Watzin also confirmed that the appropriation would deplete the agency’s support for the European Space Agency’s Mars Express Orbiter Mission as it was said to have done poorly. The same could go for the Odyssey mission, which could lose funding entirely.
However, Watzin also noted that the Odyssey and Curiosity Rover missions could still be saved as the budget appropriation is still just a proposal and has not yet been confirmed.
NASA’s planetary science division director Dr. Lori Glaze revealed that only a few missions would be placed at a high priority. Regarding the Perseverance rover, which is set to launch on July 17th, to collect rock and soil samples, Dr. Glaze assured that they are determined to meet the launch date.
“As of right now, even when we go to a next stage of alert, Mars 2020 is moving forward on schedule and everything is, so far, very well on track,” said Dr. Glaze.

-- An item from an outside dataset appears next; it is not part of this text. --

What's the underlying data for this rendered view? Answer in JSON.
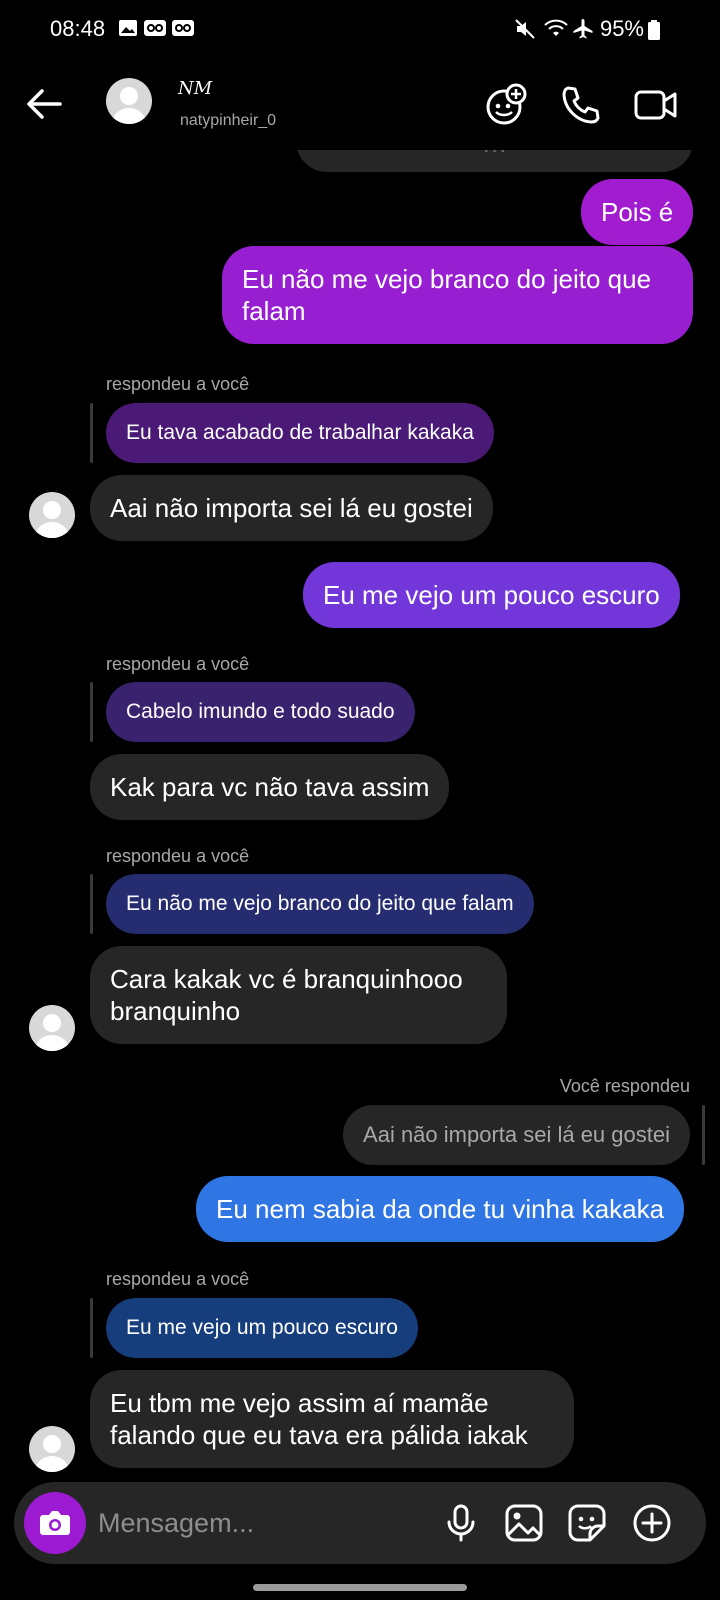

Meanwhile, an old project belonging to NASA is reportedly being used by the US Air Force to supposedly test some hardware for a classified mission. Astrophysicist Scott Manley claimed back in 2019 that the Air Force was going to build an orbit vehicle named the X-37B, and went on to reveal some of the specifics about the vehicle.
“The front of it looks a lot like a miniature space shuttle with the classic lifting body nose and Delta wings. But then at the rear, it extends back a whole lot further, widens out and instead of a single tail, you have a V-shaped tail with a pair of rudders that are also elevators.”